The Modern Antiquarian. Stone Circles, Ancient Sites, Neolithic Monuments, Ancient Monuments, Prehistoric Sites, Megalithic MysteriesThe Modern Antiquarian


Sutton Veny Barrows

Round Barrow(s)

<b>Sutton Veny Barrows</b>Posted by RhiannonImage © Rhiannon
Also known as:
  • The Knoll

Nearest Town:Warminster (5km WNW)
OS Ref (GB):   ST911415 / Sheet: 184
Latitude:51° 10' 19.58" N
Longitude:   2° 7' 38.35" W

Added by Rhiannon

Discussion Topics0 discussions
Start a topic

Show map   (inline Google Map)

Images (click to view fullsize)

Add an image Add an image
<b>Sutton Veny Barrows</b>Posted by Rhiannon <b>Sutton Veny Barrows</b>Posted by Rhiannon <b>Sutton Veny Barrows</b>Posted by Rhiannon


Add fieldnotes Add fieldnotes
I didn't know what to expect here - I was just chasing 'tumuli' on the map. There are three in a row in the Wylye valley bottom - admittedly it's a very wide valley, but still a little unusual to find them so low down when there are so many convenient hills?
I tried to keep my mind on the landscape but had to walk through a field of curious bullocks who looked like they were going to march over en masse so I was slightly distracted. Running the gauntlet seemed worth it though when I got to the last field containing 'The Knoll'. The barrow was surrounded by fantastic greeny golden barley, rippling in waves like something in a Van Gogh painting.
Rhiannon Posted by Rhiannon
16th July 2003ce
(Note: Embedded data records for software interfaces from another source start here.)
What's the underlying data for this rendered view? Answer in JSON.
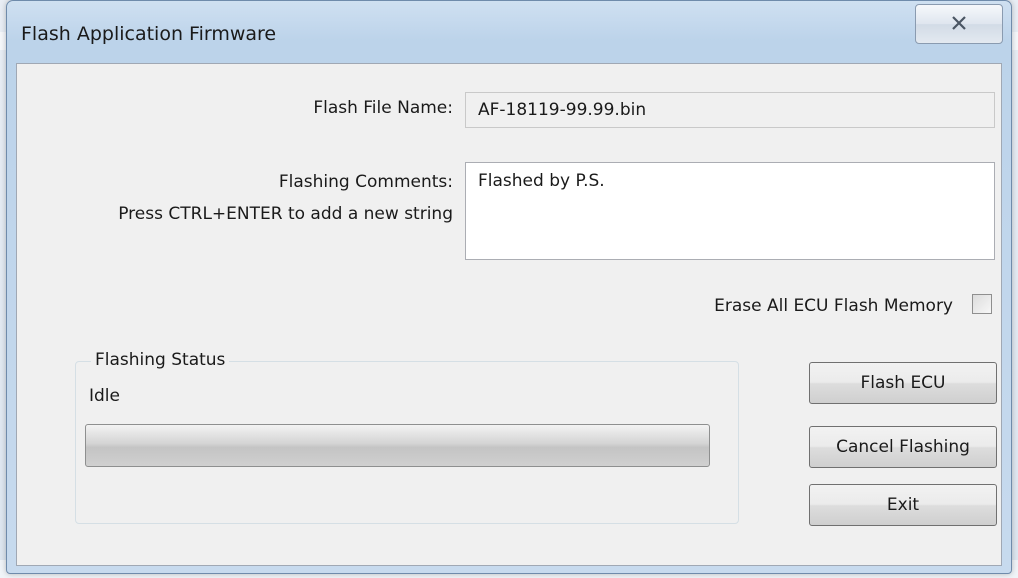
{
  "window": {
    "title": "Flash Application Firmware",
    "close_icon": "close-x-icon"
  },
  "form": {
    "flash_file_label": "Flash File Name:",
    "flash_file_value": "AF-18119-99.99.bin",
    "comments_label": "Flashing Comments:",
    "comments_hint": "Press CTRL+ENTER to add a new string",
    "comments_value": "Flashed by P.S.",
    "erase_label": "Erase All ECU Flash Memory",
    "erase_checked": false
  },
  "status": {
    "group_title": "Flashing Status",
    "text": "Idle",
    "progress": 0
  },
  "buttons": {
    "flash": "Flash ECU",
    "cancel": "Cancel Flashing",
    "exit": "Exit"
  }
}
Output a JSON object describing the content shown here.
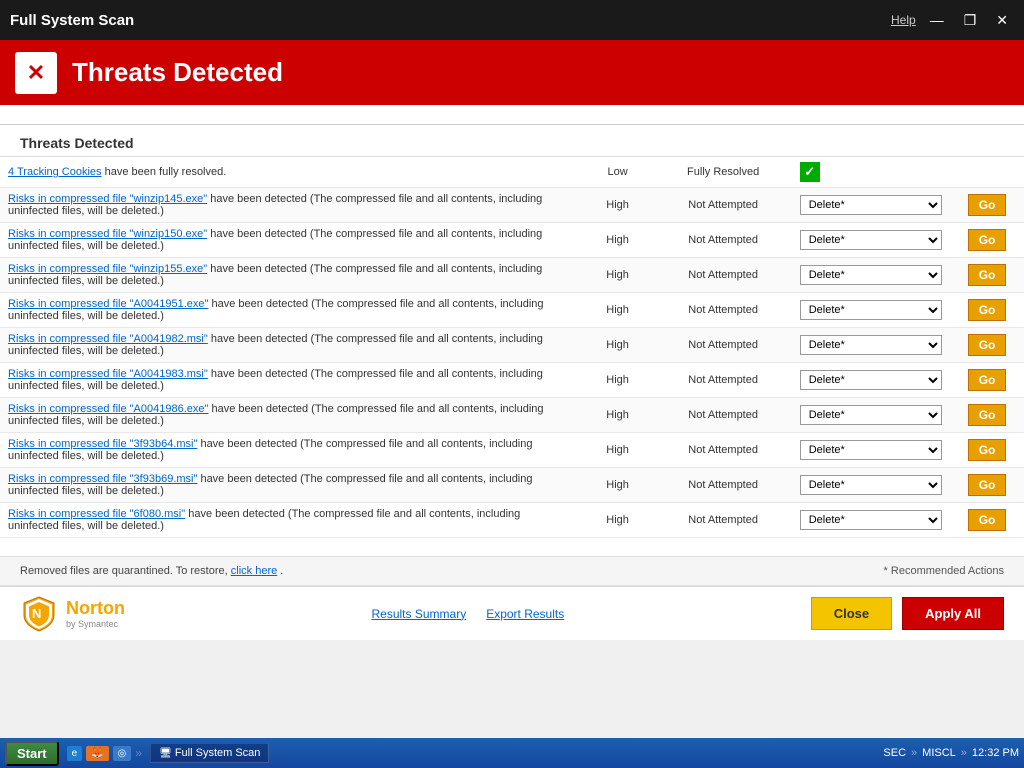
{
  "titleBar": {
    "title": "Full System Scan",
    "help": "Help",
    "minimize": "—",
    "restore": "❐",
    "close": "✕"
  },
  "threatsBanner": {
    "icon": "✕",
    "title": "Threats Detected"
  },
  "sectionTitle": "Threats Detected",
  "tableRows": [
    {
      "description_pre": "",
      "link_text": "4 Tracking Cookies",
      "description_post": " have been fully resolved.",
      "severity": "Low",
      "status": "Fully Resolved",
      "action": "",
      "resolved": true
    },
    {
      "link_text": "Risks in compressed file \"winzip145.exe\"",
      "description_post": " have been detected (The compressed file and all contents, including uninfected files, will be deleted.)",
      "severity": "High",
      "status": "Not Attempted",
      "action": "Delete*",
      "resolved": false
    },
    {
      "link_text": "Risks in compressed file \"winzip150.exe\"",
      "description_post": " have been detected (The compressed file and all contents, including uninfected files, will be deleted.)",
      "severity": "High",
      "status": "Not Attempted",
      "action": "Delete*",
      "resolved": false
    },
    {
      "link_text": "Risks in compressed file \"winzip155.exe\"",
      "description_post": " have been detected (The compressed file and all contents, including uninfected files, will be deleted.)",
      "severity": "High",
      "status": "Not Attempted",
      "action": "Delete*",
      "resolved": false
    },
    {
      "link_text": "Risks in compressed file \"A0041951.exe\"",
      "description_post": " have been detected (The compressed file and all contents, including uninfected files, will be deleted.)",
      "severity": "High",
      "status": "Not Attempted",
      "action": "Delete*",
      "resolved": false
    },
    {
      "link_text": "Risks in compressed file \"A0041982.msi\"",
      "description_post": " have been detected (The compressed file and all contents, including uninfected files, will be deleted.)",
      "severity": "High",
      "status": "Not Attempted",
      "action": "Delete*",
      "resolved": false
    },
    {
      "link_text": "Risks in compressed file \"A0041983.msi\"",
      "description_post": " have been detected (The compressed file and all contents, including uninfected files, will be deleted.)",
      "severity": "High",
      "status": "Not Attempted",
      "action": "Delete*",
      "resolved": false
    },
    {
      "link_text": "Risks in compressed file \"A0041986.exe\"",
      "description_post": " have been detected (The compressed file and all contents, including uninfected files, will be deleted.)",
      "severity": "High",
      "status": "Not Attempted",
      "action": "Delete*",
      "resolved": false
    },
    {
      "link_text": "Risks in compressed file \"3f93b64.msi\"",
      "description_post": " have been detected (The compressed file and all contents, including uninfected files, will be deleted.)",
      "severity": "High",
      "status": "Not Attempted",
      "action": "Delete*",
      "resolved": false
    },
    {
      "link_text": "Risks in compressed file \"3f93b69.msi\"",
      "description_post": " have been detected (The compressed file and all contents, including uninfected files, will be deleted.)",
      "severity": "High",
      "status": "Not Attempted",
      "action": "Delete*",
      "resolved": false
    },
    {
      "link_text": "Risks in compressed file \"6f080.msi\"",
      "description_post": " have been detected (The compressed file and all contents, including uninfected files, will be deleted.)",
      "severity": "High",
      "status": "Not Attempted",
      "action": "Delete*",
      "resolved": false
    }
  ],
  "quarantineNotice": {
    "text": "Removed files are quarantined. To restore,",
    "linkText": "click here",
    "note": "* Recommended Actions"
  },
  "bottomBar": {
    "nortonBrand": "Norton",
    "nortonSub": "by Symantec",
    "resultsSummary": "Results Summary",
    "exportResults": "Export Results",
    "closeLabel": "Close",
    "applyAllLabel": "Apply All"
  },
  "taskbar": {
    "start": "Start",
    "activeWindow": "Full System Scan",
    "tray": {
      "sec": "SEC",
      "miscl": "MISCL",
      "time": "12:32 PM"
    }
  }
}
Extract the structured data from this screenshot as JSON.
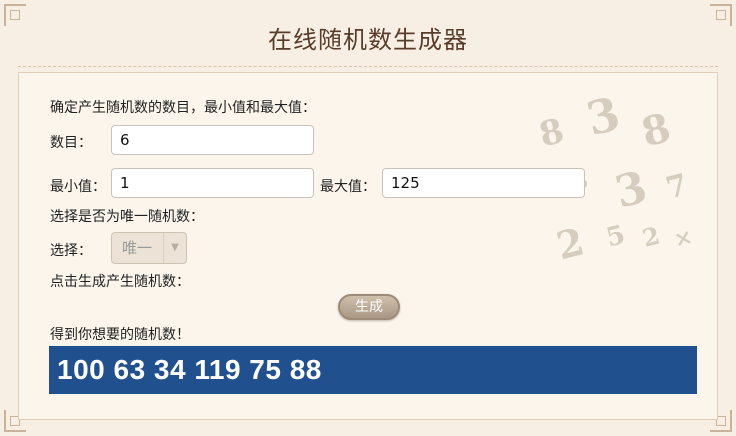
{
  "title": "在线随机数生成器",
  "form": {
    "instruction": "确定产生随机数的数目，最小值和最大值：",
    "count_label": "数目：",
    "count_value": "6",
    "min_label": "最小值：",
    "min_value": "1",
    "max_label": "最大值：",
    "max_value": "125",
    "unique_prompt": "选择是否为唯一随机数：",
    "select_label": "选择：",
    "select_value": "唯一",
    "generate_prompt": "点击生成产生随机数：",
    "generate_button": "生成",
    "result_label": "得到你想要的随机数！",
    "result_value": "100 63 34 119 75 88"
  },
  "colors": {
    "background": "#f7efe3",
    "title": "#5a3c2a",
    "result_bg": "#21508f",
    "button": "#a99783"
  },
  "icons": {
    "select_arrow": "chevron-down-icon"
  }
}
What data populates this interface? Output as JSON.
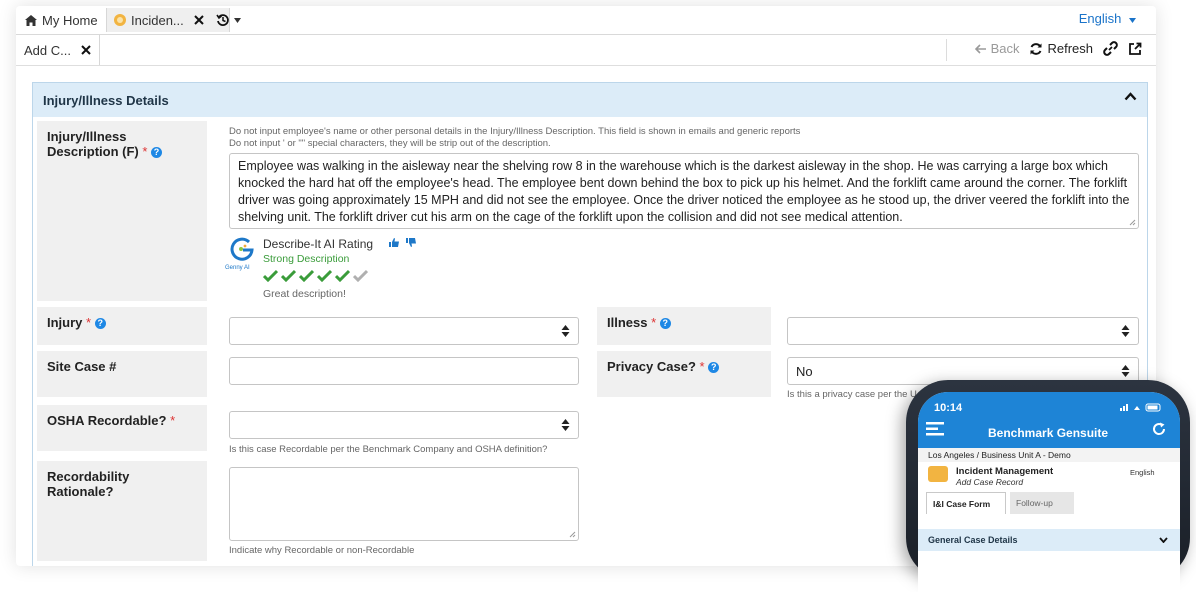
{
  "tabs": {
    "home": "My Home",
    "incident": "Inciden...",
    "language": "English"
  },
  "toolbar": {
    "subtab": "Add C...",
    "back": "Back",
    "refresh": "Refresh"
  },
  "panel": {
    "title": "Injury/Illness Details"
  },
  "description": {
    "label": "Injury/Illness Description (F)",
    "hint1": "Do not input employee's name or other personal details in the Injury/Illness Description. This field is shown in emails and generic reports",
    "hint2": "Do not input ' or \"\" special characters, they will be strip out of the description.",
    "value": "Employee was walking in the aisleway near the shelving row 8 in the warehouse which is the darkest aisleway in the shop. He was carrying a large box which knocked the hard hat off the employee's head. The employee bent down behind the box to pick up his helmet. And the forklift came around the corner. The forklift driver was going approximately 15 MPH and did not see the employee. Once the driver noticed the employee as he stood up, the driver veered the forklift into the shelving unit. The forklift driver cut his arm on the cage of the forklift upon the collision and did not see medical attention."
  },
  "rating": {
    "title": "Describe-It AI Rating",
    "status": "Strong Description",
    "logo_text": "Genny AI",
    "score": 5,
    "max": 6,
    "comment": "Great description!",
    "check_color": "#3a9c3a"
  },
  "fields": {
    "injury_label": "Injury",
    "illness_label": "Illness",
    "site_case_label": "Site Case #",
    "privacy_label": "Privacy Case?",
    "privacy_value": "No",
    "privacy_hint": "Is this a privacy case per the U.S.",
    "osha_label": "OSHA Recordable?",
    "osha_hint": "Is this case Recordable per the Benchmark Company and OSHA definition?",
    "rationale_label": "Recordability Rationale?",
    "rationale_hint": "Indicate why Recordable or non-Recordable"
  },
  "phone": {
    "time": "10:14",
    "app_title": "Benchmark Gensuite",
    "location": "Los Angeles / Business Unit A - Demo",
    "module": "Incident Management",
    "subtitle": "Add Case Record",
    "language": "English",
    "tab1": "I&I Case Form",
    "tab2": "Follow-up",
    "section": "General Case Details"
  },
  "colors": {
    "accent": "#1e88e5",
    "panel_header": "#dcecf8",
    "required": "#d33333"
  }
}
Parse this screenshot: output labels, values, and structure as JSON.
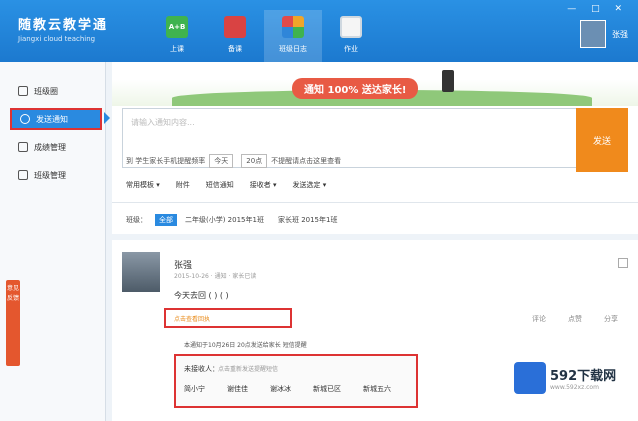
{
  "app": {
    "title_cn": "随教云教学通",
    "title_en": "Jiangxi cloud teaching",
    "window_controls": "— □ ✕"
  },
  "nav": {
    "items": [
      {
        "label": "上课",
        "icon_text": "A+B"
      },
      {
        "label": "备课"
      },
      {
        "label": "班级日志"
      },
      {
        "label": "作业"
      }
    ]
  },
  "user": {
    "name": "张强"
  },
  "sidebar": {
    "items": [
      {
        "label": "班级圈"
      },
      {
        "label": "发送通知"
      },
      {
        "label": "成绩管理"
      },
      {
        "label": "班级管理"
      }
    ],
    "feedback": "意见反馈"
  },
  "banner": {
    "message": "通知 100% 送达家长!"
  },
  "composer": {
    "placeholder": "请输入通知内容...",
    "send": "发送",
    "option_text": "到 学生家长手机提醒频率",
    "sel1": "今天",
    "sel2": "20点",
    "option_tail": "不提醒请点击这里查看"
  },
  "toolbar": {
    "items": [
      "常用模板 ▾",
      "附件",
      "短信通知",
      "接收者 ▾",
      "发送选定 ▾"
    ]
  },
  "classes": {
    "label": "班级：",
    "badge": "全部",
    "items": [
      "二年级(小学) 2015年1班",
      "家长班 2015年1班"
    ]
  },
  "post": {
    "name": "张强",
    "meta": "2015-10-26  · 通知 · 家长已读",
    "text": "今天去回 ( ) ( )",
    "received_link": "点击查看回执",
    "actions": [
      "评论",
      "点赞",
      "分享"
    ],
    "notice": "本通知于10月26日 20点发送给家长 短信提醒",
    "unreceived_label": "未接收人：",
    "unreceived_link": "点击重新发送提醒短信",
    "names": [
      "简小宁",
      "谢佳佳",
      "谢冰冰",
      "新城已区",
      "新城五六"
    ]
  },
  "watermark": {
    "text": "592下载网",
    "sub": "www.592xz.com"
  }
}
Add miscellaneous Add miscellaneous
A sharks tooth (a 'mako' shark) was found in the bell barrow and reported as possibly having been used as a decoration (i.e. necklace).

(wiltshire archaeological mag, vols 72/73 - 1977/78)
wysefool Posted by wysefool
11th May 2007ce

I suppose the barrows show use of the area for burials over quite a long period of time:

'The Knoll' is described as a bell barrow at so will be the burial mound of a wealthy Bronze Age person.

A bronze dagger was found in the excavation of a bell barrow at st91284150, according to - but I don't think I saw this barrow at all (only 3 are on the OS map, but their map shows 4).

ST91124151 is a longbarrow - that's the middle photo - so that's neolithic. The other photo is of a bowl barrow, so perhaps that was built in the late neolithic/early bronze age - in the time between the long barrow and the Knoll.

Also, between the bowl barrow and the others is an (almost) ruined church with its graveyard, unusually dedicated to St Leonard - interesting as another layer of 'burial history' in this relatively tiny area.

Heytesbury isn't far away - you might want to pop to that church to visit the mortal remains of William Cunnington. A tablet inside the church has an inscription purportedly written by Richard Colt Hoare.
Rhiannon Posted by Rhiannon
16th July 2003ce
Edited 23rd April 2011ce